Dataset rows describing interfaces:

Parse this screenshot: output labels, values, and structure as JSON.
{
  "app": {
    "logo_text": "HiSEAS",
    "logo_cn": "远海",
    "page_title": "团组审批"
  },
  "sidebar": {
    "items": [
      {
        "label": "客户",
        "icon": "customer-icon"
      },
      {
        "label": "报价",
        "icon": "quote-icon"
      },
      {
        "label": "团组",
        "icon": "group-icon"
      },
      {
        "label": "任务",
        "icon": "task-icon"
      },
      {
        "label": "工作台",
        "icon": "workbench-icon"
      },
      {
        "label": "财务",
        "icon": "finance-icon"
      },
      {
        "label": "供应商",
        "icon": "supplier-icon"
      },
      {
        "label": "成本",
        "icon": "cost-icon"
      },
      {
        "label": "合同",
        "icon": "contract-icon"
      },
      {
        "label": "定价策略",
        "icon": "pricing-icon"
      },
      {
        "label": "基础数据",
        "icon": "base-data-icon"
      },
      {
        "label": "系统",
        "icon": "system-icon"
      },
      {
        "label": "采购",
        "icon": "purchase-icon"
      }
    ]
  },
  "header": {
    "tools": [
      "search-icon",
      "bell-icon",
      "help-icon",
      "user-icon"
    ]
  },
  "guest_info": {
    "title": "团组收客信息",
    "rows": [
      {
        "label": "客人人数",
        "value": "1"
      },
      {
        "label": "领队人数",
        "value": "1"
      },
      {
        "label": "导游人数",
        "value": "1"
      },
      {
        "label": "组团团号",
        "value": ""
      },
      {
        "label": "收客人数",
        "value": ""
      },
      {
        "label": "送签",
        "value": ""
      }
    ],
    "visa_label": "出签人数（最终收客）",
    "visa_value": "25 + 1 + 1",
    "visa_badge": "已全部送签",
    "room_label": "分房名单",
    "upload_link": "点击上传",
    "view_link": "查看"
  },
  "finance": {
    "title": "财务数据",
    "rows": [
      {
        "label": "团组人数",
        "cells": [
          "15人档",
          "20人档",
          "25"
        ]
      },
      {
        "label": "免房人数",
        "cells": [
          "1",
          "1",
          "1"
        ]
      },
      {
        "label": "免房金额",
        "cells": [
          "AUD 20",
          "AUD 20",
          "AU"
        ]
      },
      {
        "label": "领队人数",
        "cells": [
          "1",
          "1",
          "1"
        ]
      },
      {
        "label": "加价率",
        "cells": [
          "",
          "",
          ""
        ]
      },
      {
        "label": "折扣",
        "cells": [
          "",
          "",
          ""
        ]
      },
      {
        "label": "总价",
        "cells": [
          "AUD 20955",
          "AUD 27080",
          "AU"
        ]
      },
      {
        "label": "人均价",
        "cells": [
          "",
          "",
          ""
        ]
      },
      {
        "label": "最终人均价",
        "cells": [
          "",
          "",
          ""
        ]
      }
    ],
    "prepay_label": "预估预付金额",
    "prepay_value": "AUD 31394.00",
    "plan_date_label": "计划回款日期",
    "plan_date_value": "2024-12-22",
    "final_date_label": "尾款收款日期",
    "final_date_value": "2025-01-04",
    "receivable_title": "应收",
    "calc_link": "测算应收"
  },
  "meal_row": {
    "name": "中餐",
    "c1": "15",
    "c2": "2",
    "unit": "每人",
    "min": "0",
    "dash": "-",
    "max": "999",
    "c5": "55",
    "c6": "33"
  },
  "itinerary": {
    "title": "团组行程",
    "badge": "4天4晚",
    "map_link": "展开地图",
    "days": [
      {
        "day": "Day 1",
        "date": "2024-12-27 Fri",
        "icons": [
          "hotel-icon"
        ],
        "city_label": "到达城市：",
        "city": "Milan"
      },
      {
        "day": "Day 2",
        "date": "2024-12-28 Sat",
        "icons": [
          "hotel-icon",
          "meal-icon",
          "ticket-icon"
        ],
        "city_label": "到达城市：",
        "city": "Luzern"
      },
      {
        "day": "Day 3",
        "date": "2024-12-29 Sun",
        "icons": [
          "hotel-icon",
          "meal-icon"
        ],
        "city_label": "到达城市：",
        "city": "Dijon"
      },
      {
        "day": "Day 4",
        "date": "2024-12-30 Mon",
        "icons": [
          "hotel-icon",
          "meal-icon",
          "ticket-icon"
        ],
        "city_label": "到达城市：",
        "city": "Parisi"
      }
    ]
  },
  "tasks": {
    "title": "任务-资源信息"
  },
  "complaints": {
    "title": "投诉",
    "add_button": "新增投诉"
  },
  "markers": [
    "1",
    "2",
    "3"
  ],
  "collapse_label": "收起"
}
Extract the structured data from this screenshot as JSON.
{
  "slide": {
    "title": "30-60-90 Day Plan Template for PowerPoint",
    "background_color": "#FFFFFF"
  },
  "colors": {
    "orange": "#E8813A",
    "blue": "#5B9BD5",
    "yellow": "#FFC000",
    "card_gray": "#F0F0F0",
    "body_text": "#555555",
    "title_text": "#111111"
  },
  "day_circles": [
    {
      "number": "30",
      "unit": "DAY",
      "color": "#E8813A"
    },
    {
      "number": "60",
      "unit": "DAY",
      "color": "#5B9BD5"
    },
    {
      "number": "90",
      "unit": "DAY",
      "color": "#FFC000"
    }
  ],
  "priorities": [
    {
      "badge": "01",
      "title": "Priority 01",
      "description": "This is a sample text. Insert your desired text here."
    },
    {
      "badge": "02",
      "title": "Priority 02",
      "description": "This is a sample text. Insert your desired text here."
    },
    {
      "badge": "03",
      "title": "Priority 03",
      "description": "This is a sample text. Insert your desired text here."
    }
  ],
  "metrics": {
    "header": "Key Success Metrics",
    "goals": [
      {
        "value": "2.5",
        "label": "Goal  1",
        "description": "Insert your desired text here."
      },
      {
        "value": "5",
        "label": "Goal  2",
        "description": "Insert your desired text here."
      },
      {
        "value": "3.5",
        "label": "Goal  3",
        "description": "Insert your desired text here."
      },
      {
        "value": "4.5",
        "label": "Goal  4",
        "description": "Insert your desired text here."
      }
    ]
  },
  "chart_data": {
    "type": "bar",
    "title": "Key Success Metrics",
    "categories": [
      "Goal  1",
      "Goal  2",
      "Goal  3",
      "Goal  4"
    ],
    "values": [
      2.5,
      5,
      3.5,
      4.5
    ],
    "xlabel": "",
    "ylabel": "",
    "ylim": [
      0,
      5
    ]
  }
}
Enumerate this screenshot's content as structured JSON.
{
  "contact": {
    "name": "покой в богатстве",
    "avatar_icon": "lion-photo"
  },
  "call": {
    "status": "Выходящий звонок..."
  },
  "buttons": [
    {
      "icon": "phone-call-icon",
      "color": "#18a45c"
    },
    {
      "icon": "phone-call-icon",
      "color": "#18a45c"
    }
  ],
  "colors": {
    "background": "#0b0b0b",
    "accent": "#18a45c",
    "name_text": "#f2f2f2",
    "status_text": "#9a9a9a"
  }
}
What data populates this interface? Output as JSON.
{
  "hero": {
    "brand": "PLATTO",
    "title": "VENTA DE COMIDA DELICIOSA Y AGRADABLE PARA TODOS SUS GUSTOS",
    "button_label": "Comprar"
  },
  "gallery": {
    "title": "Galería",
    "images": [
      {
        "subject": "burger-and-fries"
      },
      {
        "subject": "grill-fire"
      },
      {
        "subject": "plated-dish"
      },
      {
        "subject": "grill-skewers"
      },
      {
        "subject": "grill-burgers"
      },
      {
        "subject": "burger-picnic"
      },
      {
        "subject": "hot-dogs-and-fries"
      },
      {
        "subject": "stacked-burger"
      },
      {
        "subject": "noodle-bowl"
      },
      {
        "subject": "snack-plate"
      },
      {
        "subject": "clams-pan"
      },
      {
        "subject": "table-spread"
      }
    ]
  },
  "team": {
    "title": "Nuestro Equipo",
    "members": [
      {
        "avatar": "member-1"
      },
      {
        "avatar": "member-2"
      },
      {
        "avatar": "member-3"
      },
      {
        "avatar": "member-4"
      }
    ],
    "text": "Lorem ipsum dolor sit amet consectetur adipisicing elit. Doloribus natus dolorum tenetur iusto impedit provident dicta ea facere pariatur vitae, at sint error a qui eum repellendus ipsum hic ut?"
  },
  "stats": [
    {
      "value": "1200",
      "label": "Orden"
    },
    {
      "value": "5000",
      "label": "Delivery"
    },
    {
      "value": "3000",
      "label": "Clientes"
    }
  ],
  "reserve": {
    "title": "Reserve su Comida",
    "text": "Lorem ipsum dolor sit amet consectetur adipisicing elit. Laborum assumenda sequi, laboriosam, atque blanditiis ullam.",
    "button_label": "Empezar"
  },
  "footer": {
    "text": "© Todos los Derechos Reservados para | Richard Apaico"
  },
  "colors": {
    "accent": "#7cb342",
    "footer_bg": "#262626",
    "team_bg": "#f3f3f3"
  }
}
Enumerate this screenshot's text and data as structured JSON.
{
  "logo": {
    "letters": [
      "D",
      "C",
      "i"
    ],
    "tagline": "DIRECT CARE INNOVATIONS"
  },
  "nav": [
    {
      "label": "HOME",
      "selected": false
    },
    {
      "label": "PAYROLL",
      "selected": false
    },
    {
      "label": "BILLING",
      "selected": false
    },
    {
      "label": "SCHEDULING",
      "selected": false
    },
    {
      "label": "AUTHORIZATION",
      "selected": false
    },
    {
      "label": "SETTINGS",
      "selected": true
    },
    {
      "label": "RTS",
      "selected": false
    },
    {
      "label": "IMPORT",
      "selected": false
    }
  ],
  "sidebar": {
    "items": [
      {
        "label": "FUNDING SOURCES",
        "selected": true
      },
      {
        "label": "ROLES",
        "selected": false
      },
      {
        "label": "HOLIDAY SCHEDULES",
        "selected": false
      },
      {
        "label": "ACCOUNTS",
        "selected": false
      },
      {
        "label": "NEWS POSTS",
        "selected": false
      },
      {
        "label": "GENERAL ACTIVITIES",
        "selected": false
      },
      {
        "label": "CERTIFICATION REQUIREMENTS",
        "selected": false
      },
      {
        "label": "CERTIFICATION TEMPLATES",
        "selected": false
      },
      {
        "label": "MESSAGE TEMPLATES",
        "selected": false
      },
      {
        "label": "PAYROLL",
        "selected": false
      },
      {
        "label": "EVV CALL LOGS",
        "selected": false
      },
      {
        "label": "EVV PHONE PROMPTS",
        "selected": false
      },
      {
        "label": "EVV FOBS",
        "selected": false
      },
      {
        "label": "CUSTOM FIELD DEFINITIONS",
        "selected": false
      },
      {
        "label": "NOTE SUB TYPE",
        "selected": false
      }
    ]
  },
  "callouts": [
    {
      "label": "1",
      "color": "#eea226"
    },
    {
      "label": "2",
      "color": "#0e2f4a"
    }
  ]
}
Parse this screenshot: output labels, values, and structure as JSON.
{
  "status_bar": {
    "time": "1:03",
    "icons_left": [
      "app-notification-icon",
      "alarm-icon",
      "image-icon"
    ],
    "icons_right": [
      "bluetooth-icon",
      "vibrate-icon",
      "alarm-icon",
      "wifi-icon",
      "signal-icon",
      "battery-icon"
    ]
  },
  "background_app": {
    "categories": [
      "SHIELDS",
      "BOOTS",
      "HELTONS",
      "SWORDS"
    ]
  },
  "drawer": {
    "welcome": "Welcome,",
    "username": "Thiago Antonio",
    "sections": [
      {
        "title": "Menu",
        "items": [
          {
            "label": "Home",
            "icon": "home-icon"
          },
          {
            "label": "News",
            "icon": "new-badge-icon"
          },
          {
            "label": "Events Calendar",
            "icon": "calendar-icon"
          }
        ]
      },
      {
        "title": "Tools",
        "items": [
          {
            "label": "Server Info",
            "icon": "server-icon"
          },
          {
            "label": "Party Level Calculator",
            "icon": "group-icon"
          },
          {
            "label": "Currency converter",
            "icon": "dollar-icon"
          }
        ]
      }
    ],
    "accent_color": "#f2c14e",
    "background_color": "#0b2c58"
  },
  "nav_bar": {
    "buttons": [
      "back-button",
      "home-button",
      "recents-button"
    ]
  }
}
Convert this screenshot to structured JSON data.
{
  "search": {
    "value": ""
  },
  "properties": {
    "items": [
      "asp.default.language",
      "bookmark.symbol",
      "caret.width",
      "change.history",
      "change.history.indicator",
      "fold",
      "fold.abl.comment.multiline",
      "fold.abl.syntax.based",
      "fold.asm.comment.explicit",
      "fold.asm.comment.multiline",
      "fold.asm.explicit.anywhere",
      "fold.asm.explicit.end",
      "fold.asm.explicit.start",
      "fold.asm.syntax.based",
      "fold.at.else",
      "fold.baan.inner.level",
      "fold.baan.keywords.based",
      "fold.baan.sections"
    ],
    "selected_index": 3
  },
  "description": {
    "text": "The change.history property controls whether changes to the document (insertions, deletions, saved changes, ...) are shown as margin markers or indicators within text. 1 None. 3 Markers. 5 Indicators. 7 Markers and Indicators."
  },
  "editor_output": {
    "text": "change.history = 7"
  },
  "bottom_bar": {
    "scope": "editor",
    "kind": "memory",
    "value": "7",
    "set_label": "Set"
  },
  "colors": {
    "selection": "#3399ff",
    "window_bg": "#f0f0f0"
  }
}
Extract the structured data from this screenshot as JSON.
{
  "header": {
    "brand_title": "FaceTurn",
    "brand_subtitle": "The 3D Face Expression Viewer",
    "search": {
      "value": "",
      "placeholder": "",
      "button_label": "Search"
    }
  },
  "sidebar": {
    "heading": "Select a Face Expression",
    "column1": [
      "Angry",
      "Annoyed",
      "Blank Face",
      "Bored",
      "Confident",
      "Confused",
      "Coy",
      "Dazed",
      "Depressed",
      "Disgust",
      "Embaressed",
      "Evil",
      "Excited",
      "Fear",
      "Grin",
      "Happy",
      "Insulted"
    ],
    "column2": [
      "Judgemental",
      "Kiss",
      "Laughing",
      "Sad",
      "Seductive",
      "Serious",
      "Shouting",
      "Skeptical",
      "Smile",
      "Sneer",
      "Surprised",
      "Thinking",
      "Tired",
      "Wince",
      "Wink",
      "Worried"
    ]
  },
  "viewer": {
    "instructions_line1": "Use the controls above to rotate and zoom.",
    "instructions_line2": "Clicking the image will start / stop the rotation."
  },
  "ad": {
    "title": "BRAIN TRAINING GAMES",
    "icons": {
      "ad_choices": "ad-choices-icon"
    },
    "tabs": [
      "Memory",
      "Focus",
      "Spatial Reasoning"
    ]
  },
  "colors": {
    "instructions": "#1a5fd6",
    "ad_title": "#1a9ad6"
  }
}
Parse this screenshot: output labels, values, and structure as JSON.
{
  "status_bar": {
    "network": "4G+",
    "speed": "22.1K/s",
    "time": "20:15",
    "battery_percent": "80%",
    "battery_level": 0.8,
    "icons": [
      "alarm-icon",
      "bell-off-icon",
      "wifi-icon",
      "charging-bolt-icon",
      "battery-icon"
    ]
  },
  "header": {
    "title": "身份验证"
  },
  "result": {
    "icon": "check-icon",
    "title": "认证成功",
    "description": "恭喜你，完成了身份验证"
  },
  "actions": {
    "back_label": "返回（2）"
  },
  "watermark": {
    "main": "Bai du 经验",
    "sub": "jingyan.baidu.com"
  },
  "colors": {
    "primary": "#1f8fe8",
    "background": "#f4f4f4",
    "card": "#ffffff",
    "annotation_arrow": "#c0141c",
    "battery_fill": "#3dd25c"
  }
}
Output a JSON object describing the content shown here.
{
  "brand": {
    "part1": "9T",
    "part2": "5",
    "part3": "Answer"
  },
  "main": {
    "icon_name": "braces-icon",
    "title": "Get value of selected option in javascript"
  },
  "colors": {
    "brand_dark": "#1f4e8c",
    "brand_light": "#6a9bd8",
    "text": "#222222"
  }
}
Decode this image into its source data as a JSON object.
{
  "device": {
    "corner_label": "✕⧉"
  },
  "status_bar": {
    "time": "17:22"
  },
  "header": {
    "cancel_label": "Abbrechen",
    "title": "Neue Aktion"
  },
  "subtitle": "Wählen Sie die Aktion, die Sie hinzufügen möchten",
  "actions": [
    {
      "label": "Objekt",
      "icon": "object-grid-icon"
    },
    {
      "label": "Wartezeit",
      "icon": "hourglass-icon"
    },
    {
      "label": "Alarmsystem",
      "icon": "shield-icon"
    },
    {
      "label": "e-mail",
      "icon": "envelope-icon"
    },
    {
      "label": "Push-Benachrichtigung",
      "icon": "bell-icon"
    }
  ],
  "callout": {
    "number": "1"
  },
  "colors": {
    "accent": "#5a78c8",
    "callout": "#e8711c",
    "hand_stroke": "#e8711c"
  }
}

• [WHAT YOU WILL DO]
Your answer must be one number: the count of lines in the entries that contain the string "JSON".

• [WRITTEN SOLUTION]
11